■ **Requirement**
Your task is to output all the records below, word for word.

Data about app and page elements
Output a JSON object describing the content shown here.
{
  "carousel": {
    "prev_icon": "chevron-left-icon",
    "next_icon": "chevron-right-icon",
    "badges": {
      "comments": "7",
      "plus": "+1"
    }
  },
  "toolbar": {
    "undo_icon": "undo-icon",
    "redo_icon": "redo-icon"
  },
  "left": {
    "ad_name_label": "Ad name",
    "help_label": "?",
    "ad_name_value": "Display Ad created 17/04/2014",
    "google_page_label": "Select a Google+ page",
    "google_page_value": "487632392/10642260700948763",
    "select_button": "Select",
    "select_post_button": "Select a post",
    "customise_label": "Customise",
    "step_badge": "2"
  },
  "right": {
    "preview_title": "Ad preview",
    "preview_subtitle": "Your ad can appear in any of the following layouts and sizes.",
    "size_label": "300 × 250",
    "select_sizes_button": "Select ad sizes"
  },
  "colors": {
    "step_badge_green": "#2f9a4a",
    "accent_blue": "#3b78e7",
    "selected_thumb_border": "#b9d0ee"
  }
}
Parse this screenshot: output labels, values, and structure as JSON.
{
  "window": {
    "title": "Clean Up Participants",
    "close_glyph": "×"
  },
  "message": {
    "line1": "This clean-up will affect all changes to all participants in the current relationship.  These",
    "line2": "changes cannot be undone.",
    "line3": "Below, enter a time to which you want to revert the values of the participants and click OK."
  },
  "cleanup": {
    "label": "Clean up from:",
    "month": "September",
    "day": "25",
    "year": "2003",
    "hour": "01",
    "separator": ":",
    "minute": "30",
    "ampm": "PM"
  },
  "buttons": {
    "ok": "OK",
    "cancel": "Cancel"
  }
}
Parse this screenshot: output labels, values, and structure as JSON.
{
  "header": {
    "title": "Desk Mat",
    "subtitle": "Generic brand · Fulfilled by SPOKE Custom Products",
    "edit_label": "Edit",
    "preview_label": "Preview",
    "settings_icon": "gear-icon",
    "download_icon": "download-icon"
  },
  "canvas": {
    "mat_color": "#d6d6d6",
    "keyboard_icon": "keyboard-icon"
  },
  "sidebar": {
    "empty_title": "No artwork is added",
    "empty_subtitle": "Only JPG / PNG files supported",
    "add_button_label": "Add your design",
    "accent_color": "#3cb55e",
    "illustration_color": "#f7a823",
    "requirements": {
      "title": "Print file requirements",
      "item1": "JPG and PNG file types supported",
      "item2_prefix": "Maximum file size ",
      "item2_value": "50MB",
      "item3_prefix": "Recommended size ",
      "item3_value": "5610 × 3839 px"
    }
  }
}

■ **Output for this exercise**
Output a JSON object describing the content shown here.
{
  "carousel": {
    "prev_icon": "chevron-left-icon",
    "next_icon": "chevron-right-icon",
    "badges": {
      "comments": "7",
      "plus": "+1"
    }
  },
  "toolbar": {
    "undo_icon": "undo-icon",
    "redo_icon": "redo-icon"
  },
  "left": {
    "ad_name_label": "Ad name",
    "help_label": "?",
    "ad_name_value": "Display Ad created 17/04/2014",
    "google_page_label": "Select a Google+ page",
    "google_page_value": "487632392/10642260700948763",
    "select_button": "Select",
    "select_post_button": "Select a post",
    "customise_label": "Customise",
    "step_badge": "2"
  },
  "right": {
    "preview_title": "Ad preview",
    "preview_subtitle": "Your ad can appear in any of the following layouts and sizes.",
    "size_label": "300 × 250",
    "select_sizes_button": "Select ad sizes"
  },
  "colors": {
    "step_badge_green": "#2f9a4a",
    "accent_blue": "#3b78e7",
    "selected_thumb_border": "#b9d0ee"
  }
}
Parse this screenshot: output labels, values, and structure as JSON.
{
  "window": {
    "title": "Clean Up Participants",
    "close_glyph": "×"
  },
  "message": {
    "line1": "This clean-up will affect all changes to all participants in the current relationship.  These",
    "line2": "changes cannot be undone.",
    "line3": "Below, enter a time to which you want to revert the values of the participants and click OK."
  },
  "cleanup": {
    "label": "Clean up from:",
    "month": "September",
    "day": "25",
    "year": "2003",
    "hour": "01",
    "separator": ":",
    "minute": "30",
    "ampm": "PM"
  },
  "buttons": {
    "ok": "OK",
    "cancel": "Cancel"
  }
}
Parse this screenshot: output labels, values, and structure as JSON.
{
  "header": {
    "title": "Desk Mat",
    "subtitle": "Generic brand · Fulfilled by SPOKE Custom Products",
    "edit_label": "Edit",
    "preview_label": "Preview",
    "settings_icon": "gear-icon",
    "download_icon": "download-icon"
  },
  "canvas": {
    "mat_color": "#d6d6d6",
    "keyboard_icon": "keyboard-icon"
  },
  "sidebar": {
    "empty_title": "No artwork is added",
    "empty_subtitle": "Only JPG / PNG files supported",
    "add_button_label": "Add your design",
    "accent_color": "#3cb55e",
    "illustration_color": "#f7a823",
    "requirements": {
      "title": "Print file requirements",
      "item1": "JPG and PNG file types supported",
      "item2_prefix": "Maximum file size ",
      "item2_value": "50MB",
      "item3_prefix": "Recommended size ",
      "item3_value": "5610 × 3839 px"
    }
  }
}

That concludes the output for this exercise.